EXERCISE DESCRIPTION — What lines in the entries hold the string "glyph"? List them.
START MATERIAL PROVIDED
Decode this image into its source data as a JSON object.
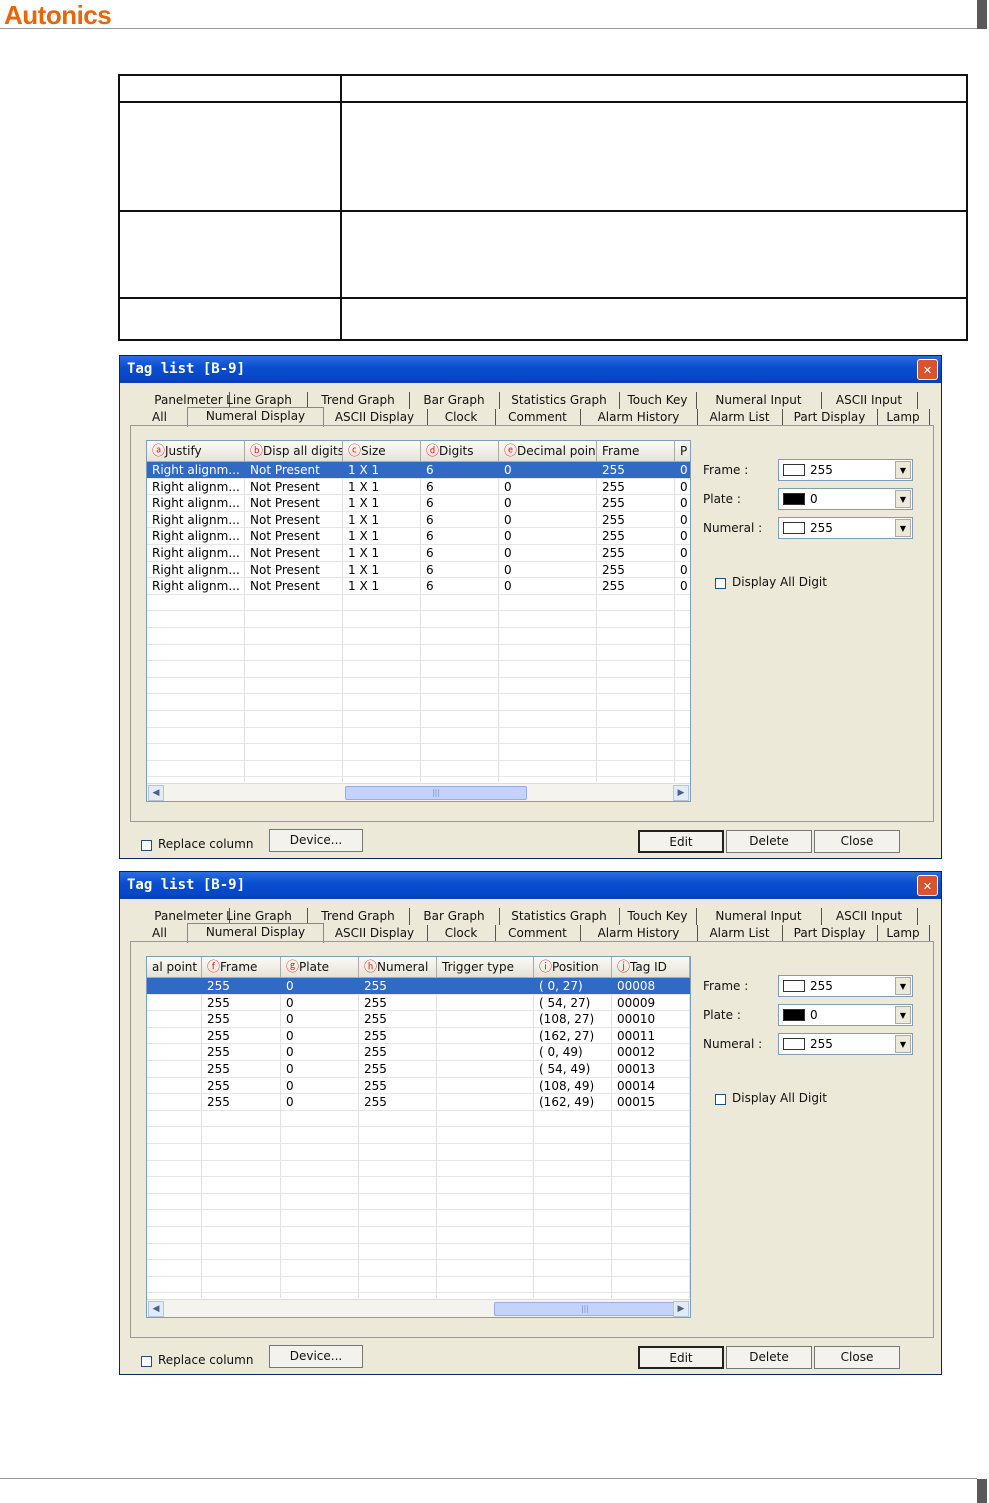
{
  "brand": {
    "logo": "Autonics",
    "color": "#e8650a"
  },
  "colors": {
    "selection": "#316ac5",
    "titlebar": "#0a4fd0",
    "marker": "#e2252b"
  },
  "windows": [
    {
      "title": "Tag list [B-9]",
      "tabs_row1": [
        "Panelmeter",
        "Line Graph",
        "Trend Graph",
        "Bar Graph",
        "Statistics Graph",
        "Touch Key",
        "Numeral Input",
        "ASCII Input"
      ],
      "tabs_row2": [
        "All",
        "Numeral Display",
        "ASCII Display",
        "Clock",
        "Comment",
        "Alarm History",
        "Alarm List",
        "Part Display",
        "Lamp"
      ],
      "active_tab": "Numeral Display",
      "columns": [
        {
          "marker": "ⓐ",
          "label": "Justify"
        },
        {
          "marker": "ⓑ",
          "label": "Disp all digits"
        },
        {
          "marker": "ⓒ",
          "label": "Size"
        },
        {
          "marker": "ⓓ",
          "label": "Digits"
        },
        {
          "marker": "ⓔ",
          "label": "Decimal point"
        },
        {
          "marker": "",
          "label": "Frame"
        },
        {
          "marker": "",
          "label": "P"
        }
      ],
      "rows": [
        [
          "Right alignm...",
          "Not Present",
          "1 X 1",
          "6",
          "0",
          "255",
          "0"
        ],
        [
          "Right alignm...",
          "Not Present",
          "1 X 1",
          "6",
          "0",
          "255",
          "0"
        ],
        [
          "Right alignm...",
          "Not Present",
          "1 X 1",
          "6",
          "0",
          "255",
          "0"
        ],
        [
          "Right alignm...",
          "Not Present",
          "1 X 1",
          "6",
          "0",
          "255",
          "0"
        ],
        [
          "Right alignm...",
          "Not Present",
          "1 X 1",
          "6",
          "0",
          "255",
          "0"
        ],
        [
          "Right alignm...",
          "Not Present",
          "1 X 1",
          "6",
          "0",
          "255",
          "0"
        ],
        [
          "Right alignm...",
          "Not Present",
          "1 X 1",
          "6",
          "0",
          "255",
          "0"
        ],
        [
          "Right alignm...",
          "Not Present",
          "1 X 1",
          "6",
          "0",
          "255",
          "0"
        ]
      ],
      "scroll_position": 0.55,
      "side": {
        "frame_label": "Frame :",
        "frame_value": "255",
        "plate_label": "Plate :",
        "plate_value": "0",
        "numeral_label": "Numeral :",
        "numeral_value": "255",
        "display_all_digit": "Display All Digit"
      },
      "replace_column": "Replace column",
      "buttons": {
        "device": "Device...",
        "edit": "Edit",
        "delete": "Delete",
        "close": "Close"
      }
    },
    {
      "title": "Tag list [B-9]",
      "tabs_row1": [
        "Panelmeter",
        "Line Graph",
        "Trend Graph",
        "Bar Graph",
        "Statistics Graph",
        "Touch Key",
        "Numeral Input",
        "ASCII Input"
      ],
      "tabs_row2": [
        "All",
        "Numeral Display",
        "ASCII Display",
        "Clock",
        "Comment",
        "Alarm History",
        "Alarm List",
        "Part Display",
        "Lamp"
      ],
      "active_tab": "Numeral Display",
      "columns": [
        {
          "marker": "",
          "label": "al point"
        },
        {
          "marker": "ⓕ",
          "label": "Frame"
        },
        {
          "marker": "ⓖ",
          "label": "Plate"
        },
        {
          "marker": "ⓗ",
          "label": "Numeral"
        },
        {
          "marker": "",
          "label": "Trigger type"
        },
        {
          "marker": "ⓘ",
          "label": "Position"
        },
        {
          "marker": "ⓙ",
          "label": "Tag ID"
        }
      ],
      "rows": [
        [
          "",
          "255",
          "0",
          "255",
          "",
          " ( 0,  27)",
          "00008"
        ],
        [
          "",
          "255",
          "0",
          "255",
          "",
          " ( 54,  27)",
          "00009"
        ],
        [
          "",
          "255",
          "0",
          "255",
          "",
          "(108,  27)",
          "00010"
        ],
        [
          "",
          "255",
          "0",
          "255",
          "",
          "(162,  27)",
          "00011"
        ],
        [
          "",
          "255",
          "0",
          "255",
          "",
          " ( 0,  49)",
          "00012"
        ],
        [
          "",
          "255",
          "0",
          "255",
          "",
          " ( 54,  49)",
          "00013"
        ],
        [
          "",
          "255",
          "0",
          "255",
          "",
          "(108,  49)",
          "00014"
        ],
        [
          "",
          "255",
          "0",
          "255",
          "",
          "(162,  49)",
          "00015"
        ]
      ],
      "scroll_position": 1.0,
      "side": {
        "frame_label": "Frame :",
        "frame_value": "255",
        "plate_label": "Plate :",
        "plate_value": "0",
        "numeral_label": "Numeral :",
        "numeral_value": "255",
        "display_all_digit": "Display All Digit"
      },
      "replace_column": "Replace column",
      "buttons": {
        "device": "Device...",
        "edit": "Edit",
        "delete": "Delete",
        "close": "Close"
      }
    }
  ]
}
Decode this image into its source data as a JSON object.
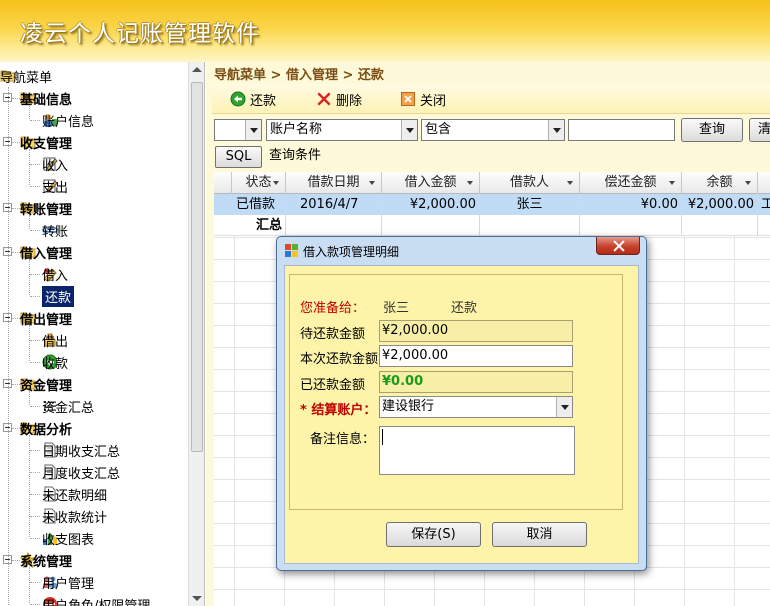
{
  "app": {
    "title": "凌云个人记账管理软件"
  },
  "sidebar": {
    "root_label": "导航菜单",
    "groups": [
      {
        "label": "基础信息",
        "items": [
          {
            "label": "账户信息",
            "icon": "account-icon"
          }
        ]
      },
      {
        "label": "收支管理",
        "items": [
          {
            "label": "收入",
            "icon": "edit-icon"
          },
          {
            "label": "支出",
            "icon": "edit-icon"
          }
        ]
      },
      {
        "label": "转账管理",
        "items": [
          {
            "label": "转账",
            "icon": "link-icon"
          }
        ]
      },
      {
        "label": "借入管理",
        "items": [
          {
            "label": "借入",
            "icon": "borrow-icon"
          },
          {
            "label": "还款",
            "icon": "green-arrow-icon",
            "selected": true
          }
        ]
      },
      {
        "label": "借出管理",
        "items": [
          {
            "label": "借出",
            "icon": "lend-icon"
          },
          {
            "label": "收款",
            "icon": "green-arrow-icon"
          }
        ]
      },
      {
        "label": "资金管理",
        "items": [
          {
            "label": "资金汇总",
            "icon": "list-icon"
          }
        ]
      },
      {
        "label": "数据分析",
        "items": [
          {
            "label": "日期收支汇总",
            "icon": "doc-icon"
          },
          {
            "label": "月度收支汇总",
            "icon": "doc-icon"
          },
          {
            "label": "未还款明细",
            "icon": "doc-icon"
          },
          {
            "label": "未收款统计",
            "icon": "doc-icon"
          },
          {
            "label": "收支图表",
            "icon": "chart-icon"
          }
        ]
      },
      {
        "label": "系统管理",
        "items": [
          {
            "label": "用户管理",
            "icon": "users-icon"
          },
          {
            "label": "用户角色/权限管理",
            "icon": "role-icon"
          }
        ]
      }
    ]
  },
  "main": {
    "breadcrumb": "导航菜单 > 借入管理 > 还款",
    "toolbar": {
      "repay_label": "还款",
      "delete_label": "删除",
      "close_label": "关闭"
    },
    "query": {
      "logic_value": "",
      "field_value": "账户名称",
      "operator_value": "包含",
      "keyword_value": "",
      "query_button": "查询",
      "clear_button": "清",
      "sql_button": "SQL",
      "condition_label": "查询条件"
    },
    "grid": {
      "columns": [
        "状态",
        "借款日期",
        "借入金额",
        "借款人",
        "偿还金额",
        "余额"
      ],
      "rows": [
        {
          "status": "已借款",
          "date": "2016/4/7",
          "amount": "¥2,000.00",
          "lender": "张三",
          "repaid": "¥0.00",
          "balance": "¥2,000.00",
          "extra": "工商"
        }
      ],
      "summary_label": "汇总"
    }
  },
  "dialog": {
    "title": "借入款项管理明细",
    "lender_label": "您准备给：",
    "lender_name": "张三",
    "action_label": "还款",
    "pending_label": "待还款金额",
    "pending_value": "¥2,000.00",
    "current_label": "本次还款金额",
    "current_value": "¥2,000.00",
    "repaid_label": "已还款金额",
    "repaid_value": "¥0.00",
    "account_label": "* 结算账户：",
    "account_value": "建设银行",
    "note_label": "备注信息：",
    "note_value": "",
    "save_button": "保存(S)",
    "cancel_button": "取消"
  },
  "colors": {
    "header_yellow": "#f6c21a",
    "panel_yellow": "#fef9d8",
    "dialog_yellow": "#fdf4a9",
    "selected_nav": "#0a246a",
    "required_red": "#c00000",
    "repaid_green": "#1a9a1a"
  }
}
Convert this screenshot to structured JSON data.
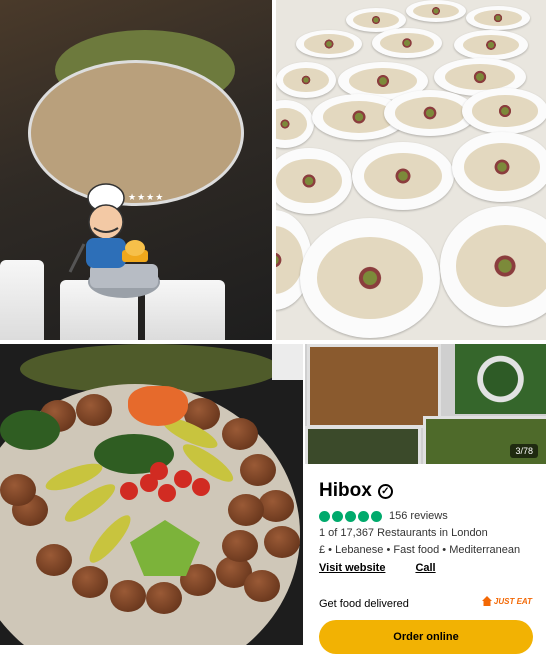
{
  "restaurant": {
    "name": "Hibox",
    "review_count": "156 reviews",
    "rating_dots": 5,
    "rank": "1 of 17,367 Restaurants in London",
    "categories": "£ • Lebanese • Fast food • Mediterranean",
    "visit_website": "Visit website",
    "call": "Call"
  },
  "delivery": {
    "label": "Get food delivered",
    "provider": "JUST EAT"
  },
  "order_button": "Order online",
  "gallery": {
    "counter": "3/78"
  },
  "colors": {
    "rating_green": "#00aa6c",
    "order_yellow": "#f2b203",
    "just_eat_orange": "#f36805"
  },
  "icons": [
    "verified-badge-icon",
    "just-eat-house-icon",
    "chef-mascot-icon"
  ]
}
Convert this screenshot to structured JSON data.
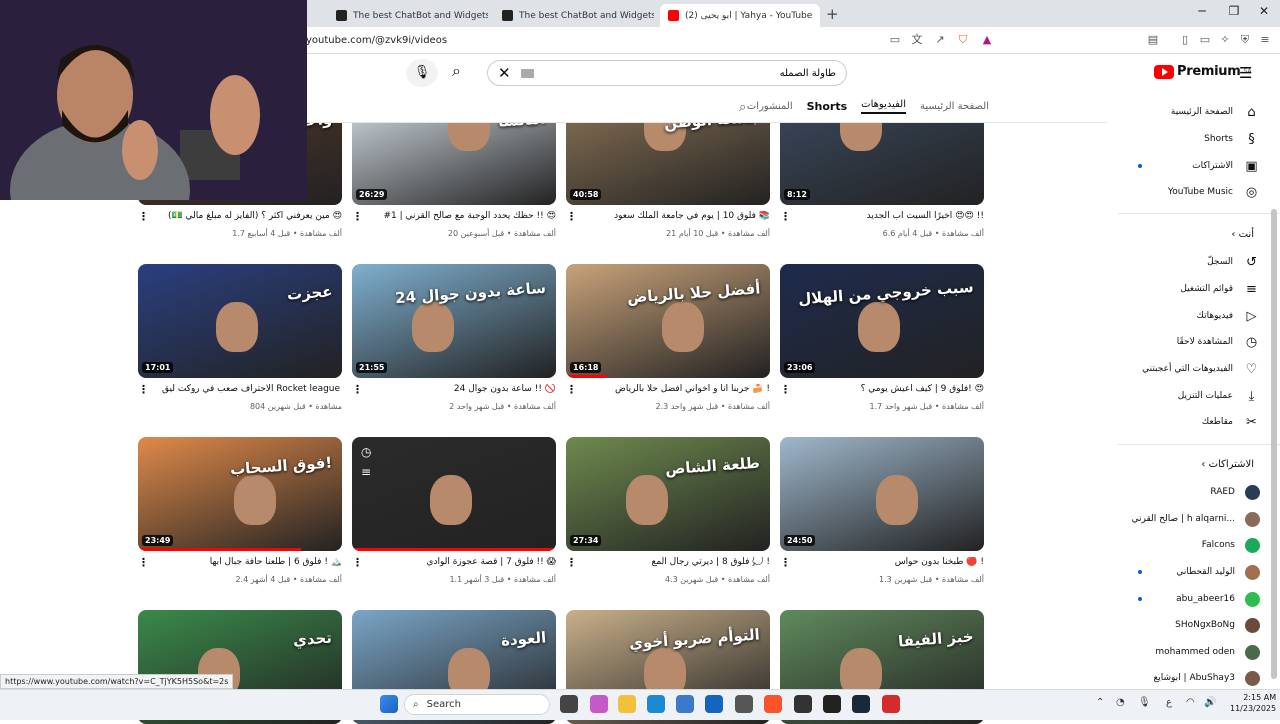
{
  "browser": {
    "tabs": [
      {
        "title": "The best ChatBot and Widgets for Ki",
        "favicon_color": "#222222"
      },
      {
        "title": "The best ChatBot and Widgets for Ki",
        "favicon_color": "#222222"
      },
      {
        "title": "ابو يحيى (2) | Yahya - YouTube",
        "favicon_color": "#ff0000"
      }
    ],
    "url": "youtube.com/@zvk9i/videos"
  },
  "header": {
    "search_value": "طاولة الصمله",
    "logo_text": "Premium",
    "logo_region": "SA"
  },
  "channel_tabs": [
    "الصفحة الرئيسية",
    "الفيديوهات",
    "Shorts",
    "المنشورات"
  ],
  "videos": [
    {
      "title": "اخيرًا السيت اب الجديد 😍😍 !!",
      "views": "6.6 ألف مشاهدة",
      "age": "قبل 4 أيام",
      "duration": "8:12",
      "overlay": "",
      "color": "#3b4a60",
      "progress": 0
    },
    {
      "title": "فلوق 10 | يوم في جامعة الملك سعود 📚",
      "views": "21 ألف مشاهدة",
      "age": "قبل 10 أيام",
      "duration": "40:58",
      "overlay": "جامعة الوطن",
      "color": "#8c7456",
      "progress": 0
    },
    {
      "title": "#1 | حظك يحدد الوجبة مع صالح القرني !! 😍",
      "views": "20 ألف مشاهدة",
      "age": "قبل أسبوعين",
      "duration": "26:29",
      "overlay": "ماتشا!",
      "color": "#d9e3ea",
      "progress": 0
    },
    {
      "title": "مين يعرفني اكثر ؟ (الفايز له مبلغ مالي 💵) 😍",
      "views": "1.7 ألف مشاهدة",
      "age": "قبل 4 أسابيع",
      "duration": "",
      "overlay": "واحد",
      "color": "#5a3a2a",
      "progress": 0
    },
    {
      "title": "فلوق 9 | كيف أعيش يومي ؟! 😍",
      "views": "1.7 ألف مشاهدة",
      "age": "قبل شهر واحد",
      "duration": "23:06",
      "overlay": "سبب خروجي من الهلال",
      "color": "#1e2b4d",
      "progress": 0
    },
    {
      "title": "جربنا انا و أخواني افضل حلا بالرياض 🍰 !",
      "views": "2.3 ألف مشاهدة",
      "age": "قبل شهر واحد",
      "duration": "16:18",
      "overlay": "أفضل حلا بالرياض",
      "color": "#c9a37a",
      "progress": 0.2
    },
    {
      "title": "24 ساعة بدون جوال !! 🚫",
      "views": "2 ألف مشاهدة",
      "age": "قبل شهر واحد",
      "duration": "21:55",
      "overlay": "24 ساعة بدون جوال",
      "color": "#7fb0cf",
      "progress": 0
    },
    {
      "title": "الاحتراف صعب في روكت ليق Rocket league !",
      "views": "804 مشاهدة",
      "age": "قبل شهرين",
      "duration": "17:01",
      "overlay": "عجزت",
      "color": "#2a3f80",
      "progress": 0
    },
    {
      "title": "طبخنا بدون حواس 🔴 !",
      "views": "1.3 ألف مشاهدة",
      "age": "قبل شهرين",
      "duration": "24:50",
      "overlay": "",
      "color": "#9fb8cc",
      "progress": 0
    },
    {
      "title": "فلوق 8 | ديرتي رجال ألمع 💭 !",
      "views": "4.3 ألف مشاهدة",
      "age": "قبل شهرين",
      "duration": "27:34",
      "overlay": "طلعة الشاص",
      "color": "#6e8a4e",
      "progress": 0
    },
    {
      "title": "فلوق 7 | قصة عجوزة الوادي !! 😱",
      "views": "1.1 ألف مشاهدة",
      "age": "قبل 3 أشهر",
      "duration": "",
      "overlay": "",
      "color": "#2b2b2b",
      "progress": 1
    },
    {
      "title": "فلوق 6 | طلعنا حافة جبال ابها ! 🏔️",
      "views": "2.4 ألف مشاهدة",
      "age": "قبل 4 أشهر",
      "duration": "23:49",
      "overlay": "فوق السحاب!",
      "color": "#e08a4a",
      "progress": 0.8
    },
    {
      "title": "",
      "views": "",
      "age": "",
      "duration": "",
      "overlay": "خبز الفيفا",
      "color": "#5f8a5c",
      "progress": 0
    },
    {
      "title": "",
      "views": "",
      "age": "",
      "duration": "",
      "overlay": "التوأم ضربو أخوي",
      "color": "#c9b08a",
      "progress": 0
    },
    {
      "title": "",
      "views": "",
      "age": "",
      "duration": "",
      "overlay": "العودة",
      "color": "#7aa6c8",
      "progress": 0
    },
    {
      "title": "",
      "views": "",
      "age": "",
      "duration": "",
      "overlay": "تحدي",
      "color": "#3a8a4a",
      "progress": 0
    }
  ],
  "sidebar": {
    "main": [
      {
        "label": "الصفحة الرئيسية",
        "icon": "home-icon",
        "glyph": "⌂"
      },
      {
        "label": "Shorts",
        "icon": "shorts-icon",
        "glyph": "§"
      },
      {
        "label": "الاشتراكات",
        "icon": "subscriptions-icon",
        "glyph": "▣"
      },
      {
        "label": "YouTube Music",
        "icon": "music-icon",
        "glyph": "◎"
      }
    ],
    "you_label": "أنت",
    "you": [
      {
        "label": "السجلّ",
        "icon": "history-icon",
        "glyph": "↺"
      },
      {
        "label": "قوائم التشغيل",
        "icon": "playlists-icon",
        "glyph": "≡"
      },
      {
        "label": "فيديوهاتك",
        "icon": "your-videos-icon",
        "glyph": "▷"
      },
      {
        "label": "المشاهدة لاحقًا",
        "icon": "watch-later-icon",
        "glyph": "◷"
      },
      {
        "label": "الفيديوهات التي أعجبتني",
        "icon": "liked-icon",
        "glyph": "♡"
      },
      {
        "label": "عمليات التنزيل",
        "icon": "download-icon",
        "glyph": "⤓"
      },
      {
        "label": "مقاطعك",
        "icon": "clips-icon",
        "glyph": "✂"
      }
    ],
    "subs_label": "الاشتراكات",
    "subs": [
      {
        "label": "RAED",
        "color": "#2b3a55",
        "dot": false
      },
      {
        "label": "صالح القرني | h alqarni...",
        "color": "#8a6a5a",
        "dot": false
      },
      {
        "label": "Falcons",
        "color": "#1aa85a",
        "dot": false
      },
      {
        "label": "الوليد القحطاني",
        "color": "#a07050",
        "dot": true
      },
      {
        "label": "abu_abeer16",
        "color": "#2dbd4e",
        "dot": true
      },
      {
        "label": "SHoNgxBoNg",
        "color": "#6b4a3a",
        "dot": false
      },
      {
        "label": "mohammed oden",
        "color": "#4a6a4a",
        "dot": false
      },
      {
        "label": "ابوشايع | AbuShay3",
        "color": "#7a5a4a",
        "dot": false
      }
    ]
  },
  "status_url": "https://www.youtube.com/watch?v=C_TjYK5H5So&t=2s",
  "taskbar": {
    "search_placeholder": "Search",
    "time": "2:15 AM",
    "date": "11/23/2025",
    "lang": "ع"
  }
}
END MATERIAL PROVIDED
RESPONSE BELOW —
        "glyph": "⌂"
        "glyph": "§"
        "glyph": "▣"
        "glyph": "◎"
        "glyph": "↺"
        "glyph": "≡"
        "glyph": "▷"
        "glyph": "◷"
        "glyph": "♡"
        "glyph": "⤓"
        "glyph": "✂"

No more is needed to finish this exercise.